Dad bought the young jersey bull calf from Mr. Reid, our neighbor, as it was pure-bred registered stock. It’s father was the meanest bull in that county, but Dad thought if he bought it when it was a tiny calf, and raised it as a pet, with us kids and our three dogs, Jack, and Queen, the two bull dogs, and Kate, the English setter bird dog, it would grow up gentle and docile.
It was kept in the yard, and we played with it, feeding it lettuce and green vegetables from the garden, and milk, of course.
We all were fond of homemade bread, real butter, jam and jelly sandwiches and shared them with the calf—which acquired quite a liking for them. We called it the rather silly name “Bullie.”
All was fine when the calf was small, but when it grew larger, and “sprouted” horns, and came at us—determined to get our sandwiches—and chased us until we handed them over– it wasn’t so “cute.”
Harry got the– he thought—brilliant idea of “curing” the yearling of it’s fondness for sandwiches. So, he got some long—very hot—peppers from the garden and “fixed” a samwich for Bullie. And when he “demanded” our samwiches, Harry handed him the hot-pepper one.
Bullie started chewing it—stopped, and lowered his head, opening his mouth and shaking the samwich out. He just stood there a few seconds with his head lowered, then bellowed and charged me—there was only Ralph, Harry and I in the yard—knocking me down.
I still have quarter-size scars on my thighs from his horns.
Jack lunged at Bullie and got him by the nose, and Ralph pulled me away.
Fortunately, Dad was warking in the bee apiary, adjoining the yard, and seeing what happened, came and had to choke Jack loose by twisting his collar.

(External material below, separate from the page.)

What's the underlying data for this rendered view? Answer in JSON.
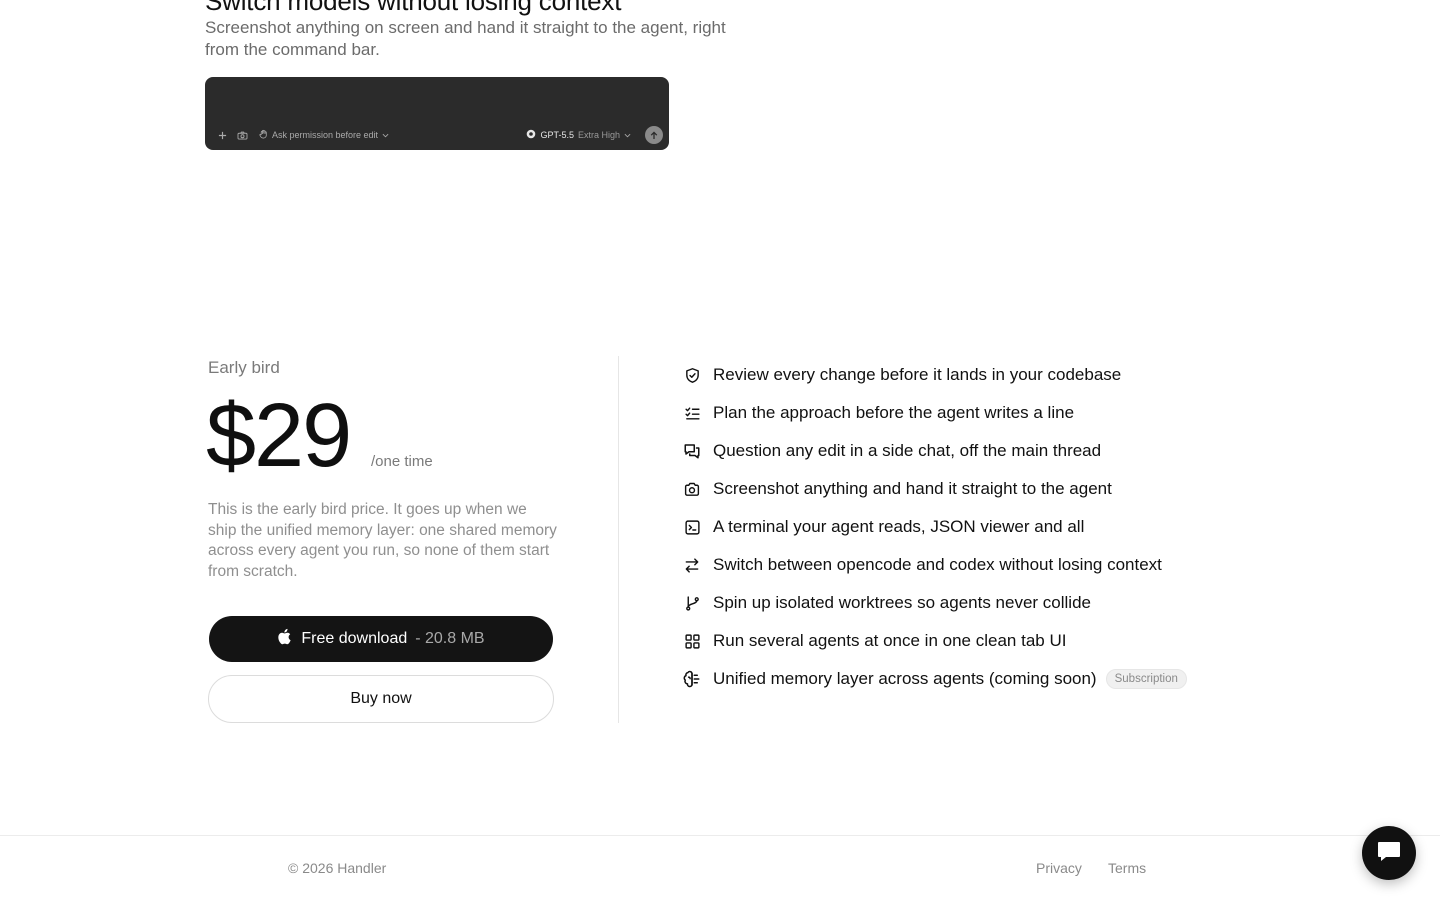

He had bought the bull dogs for watch dogs, and for protection of us kids, and said, up until then he didn’t know how well Jack would protect us.
After this, Bullie had to be kept in a pen, as Dad said he could never trust him again. He later sold him as he seemed to be developing into as mean a bull as the Reid bull, and was too dangerous to keep around.